Euro 2008 France Team Guide
Welcome to the euro2008betting.com France Team Guide for Euro 2008. Here we preview the chances of France for Euro 2008 plus take a look back at their Euro 2008 qualifiying performance and previous appearances at the European Championships.
Coach: Raymond Domenech
Raymond Domenech is a former French football player, notably for Lyon and RC Strasbourg and is the current head coach of the French national team. Widely regarded as a shrewd and tactical manager, Domenech led France to the World Cup Final in 2006 and secured "Les Bleus" qualification for Euro 2008.
Euro 2008 Qualifying:
France's Group B campaign proved more of an ordeal than many would have anticipated although Italy's 2-1 win in Scotland did them a big favour by making their final game in Ukraine a formality. A rematch with Italy, the team who had denied them the 2006 FIFA World Cup, was the big treat for the neutrals and France took first blood at the Stade de France in their second qualifier with goals from Sidney Govou (2) and Thierry Henry earning a 3-1 win. However, Raymond Domenech’s team lost 1-0 to Scotland in Glasgow in their next game to put a surprising complexion on the section. France settled themselves with a run of four wins and then drew 0-0 with Italy in Milan. However, once more a good result against Italy was followed by a shock against the Scots as James McFadden's strike in Paris consigned the French to a second 1-0 loss against the group's surprise contenders. Henry subsequently broke Michel Platini's record of 41 goals for France in the 2-0 win against Lithuania and fears that France might need a result in Ukraine in their final game were to prove unfounded. Les Bleus finished second in the section behind Italy.
Past Euro Performance:
France are the only other country apart from three-time winners Germans to have won the competition more than once following successes in 1984 and 2000. The victory in 1984 came on home soil as hosts with Spain defeated 2-0 in the final at Parc des Princes in Paris. The French won all their matches in the competition, defeating Denmark (1-0), Belgium (5-0) and Yugoslavia (3-2) in the group phase before Portugal (3-2 after extra-time) were accounted for in the semi-finals at Marseille's Stade Vélodrome.

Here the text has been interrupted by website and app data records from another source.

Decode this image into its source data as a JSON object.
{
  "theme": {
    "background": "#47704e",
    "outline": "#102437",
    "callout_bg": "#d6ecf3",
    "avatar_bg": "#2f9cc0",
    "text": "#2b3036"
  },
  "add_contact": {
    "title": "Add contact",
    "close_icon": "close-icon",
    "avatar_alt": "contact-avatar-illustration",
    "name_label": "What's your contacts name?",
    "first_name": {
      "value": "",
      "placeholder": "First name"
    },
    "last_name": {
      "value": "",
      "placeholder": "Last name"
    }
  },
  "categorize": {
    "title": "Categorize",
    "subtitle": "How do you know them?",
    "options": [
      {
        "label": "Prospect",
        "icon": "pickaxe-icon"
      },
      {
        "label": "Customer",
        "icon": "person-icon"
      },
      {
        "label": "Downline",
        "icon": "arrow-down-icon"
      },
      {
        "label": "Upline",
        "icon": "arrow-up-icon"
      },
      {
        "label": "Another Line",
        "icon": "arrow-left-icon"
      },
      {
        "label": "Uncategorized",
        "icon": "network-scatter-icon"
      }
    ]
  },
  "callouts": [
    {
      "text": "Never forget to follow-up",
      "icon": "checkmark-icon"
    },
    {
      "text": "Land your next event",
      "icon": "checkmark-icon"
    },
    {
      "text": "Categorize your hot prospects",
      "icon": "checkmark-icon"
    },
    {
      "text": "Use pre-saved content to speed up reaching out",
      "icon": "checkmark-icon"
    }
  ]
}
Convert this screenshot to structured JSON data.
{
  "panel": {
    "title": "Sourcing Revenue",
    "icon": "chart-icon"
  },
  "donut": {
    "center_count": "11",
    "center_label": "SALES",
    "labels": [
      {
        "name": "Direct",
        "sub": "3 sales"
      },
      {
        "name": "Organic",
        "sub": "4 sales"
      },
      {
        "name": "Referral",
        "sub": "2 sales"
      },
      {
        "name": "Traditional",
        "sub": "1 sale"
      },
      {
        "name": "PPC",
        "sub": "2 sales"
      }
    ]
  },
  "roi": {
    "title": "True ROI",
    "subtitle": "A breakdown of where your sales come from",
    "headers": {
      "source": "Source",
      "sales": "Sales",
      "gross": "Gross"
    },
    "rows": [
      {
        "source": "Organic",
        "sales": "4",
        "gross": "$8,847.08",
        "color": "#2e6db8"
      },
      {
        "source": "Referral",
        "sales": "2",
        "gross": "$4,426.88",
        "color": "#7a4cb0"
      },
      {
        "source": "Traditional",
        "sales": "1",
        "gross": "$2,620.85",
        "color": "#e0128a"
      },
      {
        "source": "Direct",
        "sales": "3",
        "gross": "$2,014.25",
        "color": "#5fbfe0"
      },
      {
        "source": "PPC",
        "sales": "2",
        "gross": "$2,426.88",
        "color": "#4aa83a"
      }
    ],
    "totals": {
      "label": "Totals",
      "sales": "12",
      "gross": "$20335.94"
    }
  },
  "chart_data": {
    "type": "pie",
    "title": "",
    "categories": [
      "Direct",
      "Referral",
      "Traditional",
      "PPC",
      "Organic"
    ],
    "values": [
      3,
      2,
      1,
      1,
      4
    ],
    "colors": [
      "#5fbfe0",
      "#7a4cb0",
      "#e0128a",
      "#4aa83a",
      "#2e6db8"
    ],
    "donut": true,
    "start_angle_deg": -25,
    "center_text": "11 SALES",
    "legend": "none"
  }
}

France edged out Ukraine and Russia by one and two points respectively to book an automatic spot at the UEFA EURO 2000 finals which were co-hosted by Belgium and the Hollands. Roger Lemerre's side were second to the Dutch through the three-match group phase, but they overcame Spain (2-1) and Portugal (2-1 after extra-time) in the knockout phase before defeating Italy in the final. The endgame also went to extra-time with Marco Delvecchio putting the Italians ahead after 55 minutes only for Sylvain Wiltord to equalise in stoppage time. France went on to win the game thanks to David Trezeguet's goal after 103 minutes.